Prompt:
Go line by line through the records below. Copy whichever lines contain the string "name".
(Supplied data begins)
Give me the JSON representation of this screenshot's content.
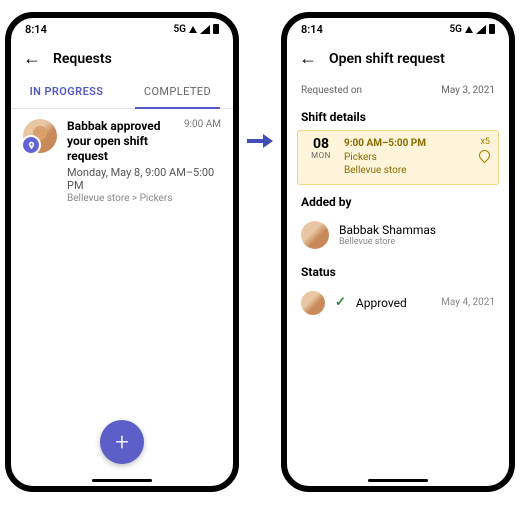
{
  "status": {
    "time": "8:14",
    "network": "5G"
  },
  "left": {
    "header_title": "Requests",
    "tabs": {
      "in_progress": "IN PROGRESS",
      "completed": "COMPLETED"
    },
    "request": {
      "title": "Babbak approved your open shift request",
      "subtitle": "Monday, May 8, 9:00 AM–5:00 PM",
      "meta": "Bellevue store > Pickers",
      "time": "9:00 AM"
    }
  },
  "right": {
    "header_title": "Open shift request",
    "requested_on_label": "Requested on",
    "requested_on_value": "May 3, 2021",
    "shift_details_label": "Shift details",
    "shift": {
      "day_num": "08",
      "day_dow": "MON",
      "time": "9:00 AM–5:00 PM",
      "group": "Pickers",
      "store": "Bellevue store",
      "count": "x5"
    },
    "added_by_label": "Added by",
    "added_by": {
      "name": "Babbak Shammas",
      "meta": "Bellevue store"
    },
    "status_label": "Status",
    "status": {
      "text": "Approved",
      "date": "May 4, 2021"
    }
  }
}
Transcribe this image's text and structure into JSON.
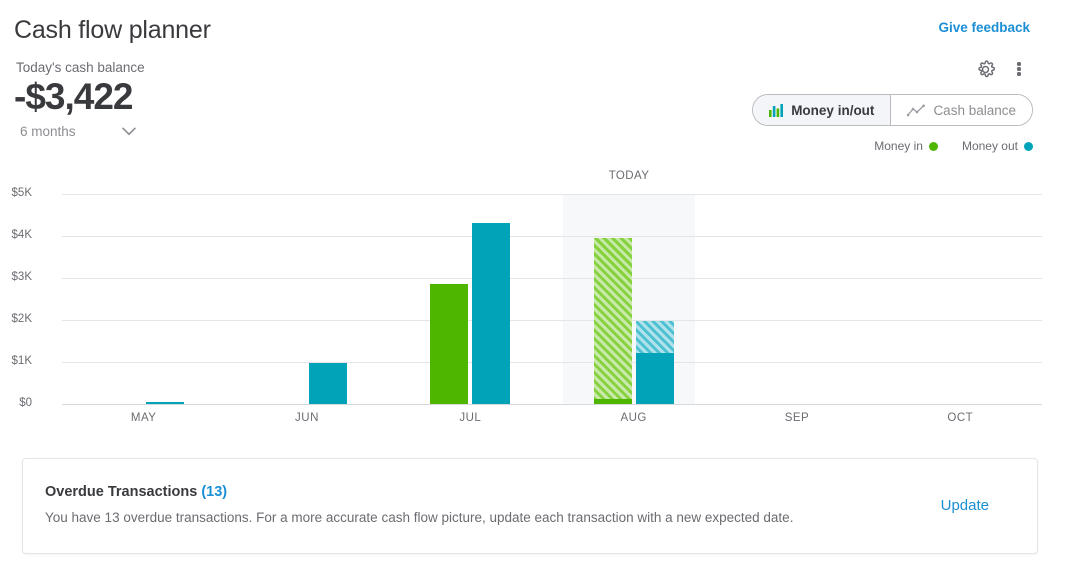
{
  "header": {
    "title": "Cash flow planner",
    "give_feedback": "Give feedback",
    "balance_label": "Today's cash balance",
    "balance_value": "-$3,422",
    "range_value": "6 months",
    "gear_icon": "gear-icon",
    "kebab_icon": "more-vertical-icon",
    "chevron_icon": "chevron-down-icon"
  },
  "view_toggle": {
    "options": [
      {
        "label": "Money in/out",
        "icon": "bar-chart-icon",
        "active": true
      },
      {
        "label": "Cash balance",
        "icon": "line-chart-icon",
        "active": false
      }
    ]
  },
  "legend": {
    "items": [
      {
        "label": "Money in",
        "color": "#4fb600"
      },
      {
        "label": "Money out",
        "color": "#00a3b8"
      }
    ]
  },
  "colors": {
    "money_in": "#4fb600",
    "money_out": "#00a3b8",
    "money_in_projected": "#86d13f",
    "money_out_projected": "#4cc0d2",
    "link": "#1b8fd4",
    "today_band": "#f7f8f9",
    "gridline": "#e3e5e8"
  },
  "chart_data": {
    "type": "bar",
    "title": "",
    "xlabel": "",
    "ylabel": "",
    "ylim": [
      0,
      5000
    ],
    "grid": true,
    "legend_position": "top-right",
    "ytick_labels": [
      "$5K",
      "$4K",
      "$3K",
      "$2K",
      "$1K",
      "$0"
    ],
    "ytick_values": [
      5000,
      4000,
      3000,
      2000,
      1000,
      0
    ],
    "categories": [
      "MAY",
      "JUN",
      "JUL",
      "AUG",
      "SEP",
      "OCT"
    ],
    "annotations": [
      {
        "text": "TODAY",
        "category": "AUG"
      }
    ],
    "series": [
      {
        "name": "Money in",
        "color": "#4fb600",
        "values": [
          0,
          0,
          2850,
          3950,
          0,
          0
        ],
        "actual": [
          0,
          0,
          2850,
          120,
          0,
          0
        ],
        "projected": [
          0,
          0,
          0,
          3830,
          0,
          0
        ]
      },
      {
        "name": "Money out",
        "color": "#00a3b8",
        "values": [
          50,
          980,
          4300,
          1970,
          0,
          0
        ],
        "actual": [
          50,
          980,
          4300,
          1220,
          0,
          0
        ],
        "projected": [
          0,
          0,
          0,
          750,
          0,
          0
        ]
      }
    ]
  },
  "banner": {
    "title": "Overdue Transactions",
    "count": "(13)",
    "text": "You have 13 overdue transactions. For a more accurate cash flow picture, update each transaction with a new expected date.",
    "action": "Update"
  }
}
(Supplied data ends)
Task result:
      "name": "Babbak Shammas",
        "name": "Money in",
        "name": "Money out",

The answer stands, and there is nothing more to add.